Fred has been teaching NABCEP students since 2008. At Massasoit College Fred introduced the PV course, wrote the curriculum, and taught the first PV classes. As a Solar practitioner, Fred’s PV projects include high school, residential, commercial, and church projects. Systems include: roof-mount, ground-mount and pole-mounted PV systems – with and without equinox adjustment. As invited faculty, Fred supports Northeastern University – teaching the final Strategic Planning module for graduating MBA students.
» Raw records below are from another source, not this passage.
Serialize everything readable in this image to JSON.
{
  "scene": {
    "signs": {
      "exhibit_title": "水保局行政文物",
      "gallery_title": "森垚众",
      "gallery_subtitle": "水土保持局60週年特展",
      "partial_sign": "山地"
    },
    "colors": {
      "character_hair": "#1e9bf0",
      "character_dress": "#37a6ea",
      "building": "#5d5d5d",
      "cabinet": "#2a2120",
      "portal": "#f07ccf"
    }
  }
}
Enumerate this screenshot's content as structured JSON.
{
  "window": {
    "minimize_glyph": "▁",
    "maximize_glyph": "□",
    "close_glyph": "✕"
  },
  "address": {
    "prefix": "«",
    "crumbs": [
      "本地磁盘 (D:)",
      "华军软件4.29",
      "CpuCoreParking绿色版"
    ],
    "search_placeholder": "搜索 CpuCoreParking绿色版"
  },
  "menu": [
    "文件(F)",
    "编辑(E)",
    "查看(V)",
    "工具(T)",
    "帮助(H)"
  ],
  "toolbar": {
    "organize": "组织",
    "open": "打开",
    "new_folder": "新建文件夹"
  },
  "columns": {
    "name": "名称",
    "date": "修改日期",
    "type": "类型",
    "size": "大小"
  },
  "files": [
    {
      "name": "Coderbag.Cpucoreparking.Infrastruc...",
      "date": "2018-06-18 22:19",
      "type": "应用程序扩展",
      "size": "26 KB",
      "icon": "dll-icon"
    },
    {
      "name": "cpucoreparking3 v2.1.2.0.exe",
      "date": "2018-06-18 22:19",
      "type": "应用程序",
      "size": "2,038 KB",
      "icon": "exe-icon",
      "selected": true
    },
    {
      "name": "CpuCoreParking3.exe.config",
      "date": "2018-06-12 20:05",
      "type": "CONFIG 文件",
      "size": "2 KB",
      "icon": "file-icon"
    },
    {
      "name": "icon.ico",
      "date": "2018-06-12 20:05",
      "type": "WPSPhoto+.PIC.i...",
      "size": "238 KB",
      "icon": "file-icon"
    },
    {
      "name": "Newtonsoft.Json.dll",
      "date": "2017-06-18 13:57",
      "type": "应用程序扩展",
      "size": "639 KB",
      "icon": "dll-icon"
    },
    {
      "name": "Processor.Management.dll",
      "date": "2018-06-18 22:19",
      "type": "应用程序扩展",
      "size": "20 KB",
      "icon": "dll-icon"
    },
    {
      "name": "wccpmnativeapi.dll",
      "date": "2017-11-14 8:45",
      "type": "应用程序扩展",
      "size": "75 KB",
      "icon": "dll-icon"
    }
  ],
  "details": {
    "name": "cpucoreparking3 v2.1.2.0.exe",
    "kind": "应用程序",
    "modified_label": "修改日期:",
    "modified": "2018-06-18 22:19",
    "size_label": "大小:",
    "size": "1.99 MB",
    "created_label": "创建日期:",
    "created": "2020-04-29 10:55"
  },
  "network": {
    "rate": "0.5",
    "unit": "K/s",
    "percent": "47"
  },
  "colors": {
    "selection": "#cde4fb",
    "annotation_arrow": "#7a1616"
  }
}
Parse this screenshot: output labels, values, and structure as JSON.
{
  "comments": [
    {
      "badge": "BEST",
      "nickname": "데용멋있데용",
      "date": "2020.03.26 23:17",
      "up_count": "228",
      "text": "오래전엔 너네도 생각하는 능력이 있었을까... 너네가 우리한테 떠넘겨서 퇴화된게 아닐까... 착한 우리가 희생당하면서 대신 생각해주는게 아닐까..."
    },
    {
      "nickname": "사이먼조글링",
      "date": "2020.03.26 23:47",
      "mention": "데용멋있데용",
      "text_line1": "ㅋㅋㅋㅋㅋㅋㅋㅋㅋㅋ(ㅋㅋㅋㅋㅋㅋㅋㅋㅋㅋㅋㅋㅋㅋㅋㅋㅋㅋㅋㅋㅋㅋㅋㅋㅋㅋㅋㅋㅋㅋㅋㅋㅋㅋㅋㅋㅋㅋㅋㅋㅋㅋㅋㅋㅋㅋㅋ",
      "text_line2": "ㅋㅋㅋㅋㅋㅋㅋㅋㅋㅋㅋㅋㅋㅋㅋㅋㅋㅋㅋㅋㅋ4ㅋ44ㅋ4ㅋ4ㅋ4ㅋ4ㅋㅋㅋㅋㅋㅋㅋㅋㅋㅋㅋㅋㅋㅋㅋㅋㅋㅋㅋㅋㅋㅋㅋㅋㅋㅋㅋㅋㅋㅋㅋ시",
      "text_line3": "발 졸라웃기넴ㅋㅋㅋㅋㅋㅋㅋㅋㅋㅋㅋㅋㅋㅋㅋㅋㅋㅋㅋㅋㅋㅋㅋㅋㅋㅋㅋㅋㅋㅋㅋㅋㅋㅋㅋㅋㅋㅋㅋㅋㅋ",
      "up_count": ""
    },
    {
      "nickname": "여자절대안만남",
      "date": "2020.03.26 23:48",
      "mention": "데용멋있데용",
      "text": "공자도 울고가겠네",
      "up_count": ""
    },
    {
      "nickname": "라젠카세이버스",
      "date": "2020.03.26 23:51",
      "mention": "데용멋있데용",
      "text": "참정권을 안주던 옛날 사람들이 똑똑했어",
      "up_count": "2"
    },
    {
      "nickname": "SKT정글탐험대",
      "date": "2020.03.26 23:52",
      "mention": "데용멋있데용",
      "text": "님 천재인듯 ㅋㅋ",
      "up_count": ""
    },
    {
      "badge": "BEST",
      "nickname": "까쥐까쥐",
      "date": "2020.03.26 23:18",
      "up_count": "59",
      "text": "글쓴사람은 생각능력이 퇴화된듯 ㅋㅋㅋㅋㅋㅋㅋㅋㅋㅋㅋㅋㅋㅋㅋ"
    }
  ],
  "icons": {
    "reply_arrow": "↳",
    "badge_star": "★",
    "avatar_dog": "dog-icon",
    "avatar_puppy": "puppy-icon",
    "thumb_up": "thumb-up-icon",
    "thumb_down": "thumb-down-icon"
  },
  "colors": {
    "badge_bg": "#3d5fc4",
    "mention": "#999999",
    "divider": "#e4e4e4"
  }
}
Fred holds AAS, BS, and MBA degrees, and he is still paying off his student loans.
Fred is currently teaching:
- 58 Hours NABCEP Solar PV Training – Entry Level Exam Prep + 40 Hours Advanced / Online / Anytime
- Solar PV Installer Boot Camp Training + NABCEP Entry Level Exam Prep / Online / November 9 – December 18, 2015